Legal Requirements for Divorce:
The State of Florida only has two legal requirements to obtain a divorce:
- A resident of the State of Florida for a period of six months prior to filing of your Petition for Dissolution of Marriage.
- Your marriage is irretrievably broken
The law does not require you to have been married in the State of Florida in order to obtain a divorce. For example, if you were married to your spouse in another state or another country you would still be entitled to obtain a divorce in the State of Florida provided you meet the above two legal requirements.
The State of Florida has established a formula on how to calculate each parent’s child support obligation for the support and maintenance of their child(ren).
In order to determine your child support obligation the Court will first determine each party’s net income. Your net income is determined by subtracting allowable deductions (federal taxes, Medicare, your health insurance, mandatory union dues, and mandatory retirement) from your gross income.
A party’s housing expense, car payment, utilities, etc. are NOT considered when calculating child support. However, if someone is self-employed reasonable, ordinary, and necessary expenses for the business may be considered when determining the business owner’s net income.
Your child(ren)’s health insurance premiums and daycare/after care expenses are also part of the child support calculation.
The other main factor that is considered when calculating child support is the timesharing arrangement between you and your spouse. For example, if a Father has more than 72 overnights per year than his child support obligation would be adjusted based on the number of overnights that he has with the child(ren). Therefore, the more overnights (over 72) that a spouse has with the child(ren) could reduce the amount of child support.
The State of Florida no longer makes a custody determination between the parents. Instead, the Court establishes a parenting plan, whereby each parent has timesharing with his or her child(ren). Some of the factors the Court will consider in determining the timesharing schedule between the parents are work schedules, living accommodations, parent’s criminal history, etc. That while these are only three examples there are many more factors that the Court will take into consideration, the most important factor being your child(ren)’s best interest.
In the State of Florida there are two types of parental responsibility:
- Shared Parental Responsibility
- Sole Parental Responsibility
Shared Parental Responsibility is when two parents discuss and mutually agree on all major issues (i.e., medical, education, religion) in regard to their child(ren)’s well being. In the event you and your spouse cannot mutually agree on a major decision for your child(ren) then either party may petition the Court in order for the Judge to make the determination for you. The Judge will base their decision on what is in the best interest of your child(ren).
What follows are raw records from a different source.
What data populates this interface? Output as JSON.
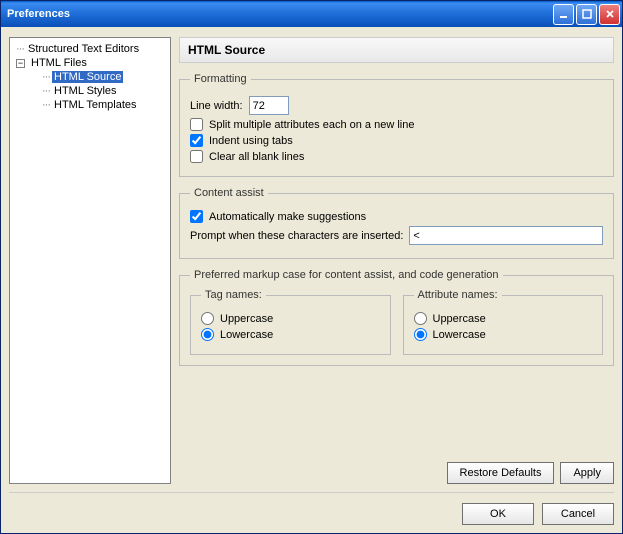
{
  "window": {
    "title": "Preferences"
  },
  "tree": {
    "item_structured": "Structured Text Editors",
    "item_html_files": "HTML Files",
    "item_html_source": "HTML Source",
    "item_html_styles": "HTML Styles",
    "item_html_templates": "HTML Templates"
  },
  "header": {
    "title": "HTML Source"
  },
  "formatting": {
    "legend": "Formatting",
    "line_width_label": "Line width:",
    "line_width_value": "72",
    "split_label": "Split multiple attributes each on a new line",
    "indent_label": "Indent using tabs",
    "clear_label": "Clear all blank lines"
  },
  "content_assist": {
    "legend": "Content assist",
    "auto_label": "Automatically make suggestions",
    "prompt_label": "Prompt when these characters are inserted:",
    "prompt_value": "<"
  },
  "markup": {
    "legend": "Preferred markup case for content assist, and code generation",
    "tag_legend": "Tag names:",
    "attr_legend": "Attribute names:",
    "uppercase": "Uppercase",
    "lowercase": "Lowercase"
  },
  "buttons": {
    "restore": "Restore Defaults",
    "apply": "Apply",
    "ok": "OK",
    "cancel": "Cancel"
  }
}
Sole Parental Responsibility is when one parent solely makes the decision on all major issues (i.e., medical, education, religion) in regard to their child(ren) well being. This designation of sole parental responsibility is granted in limited, special circumstances. For example, if a parent has abandoned their child, or is incarcerated it is difficult for the parents to communicate in regarding to their child.
The term equitable distribution is generally used when either party has obtained assets and/or liabilities during their marriage. There are many factors that will be considered when evaluating your case, including but not limited to, assets obtained or liabilities incurred prior to your marriage, or if any of your assets were inherited. We will also consider whether either party wrongfully dissipated any assets during your marriage. It is important to note that in most instances, if either party acquired an asset solely in their name or incurred a debt solely in their name during the marriage, it will likely be considered a marital asset or a marital liability.
That depending on the circumstances unique to your family in addition to child support and equitable distribution you may also be entitled to alimony. Alimony is monies that either spouse may be entitled to receive from their spouse for their support and maintenance.
There are various factors that determine whether a spouse may be entitled to receive alimony. The two main factors are:
- One spouse’s need for financial support; and
- The others spouse’s ability to pay the financial support.
There are various types of alimony: temporary, bridge-the-gap, rehabilitative, durational, permanent, and lump sum. The length of your marriage is a factor in determining which type(s) of alimony you may be entitled to receive from your spouse.
We have the knowledge and experience to address all of your legal needs in order to protect you and your family.
For more information regarding issues specific to your situation/circustances please contact our office for a free consultation. You can contact us 24/7 at (305) 557-1750.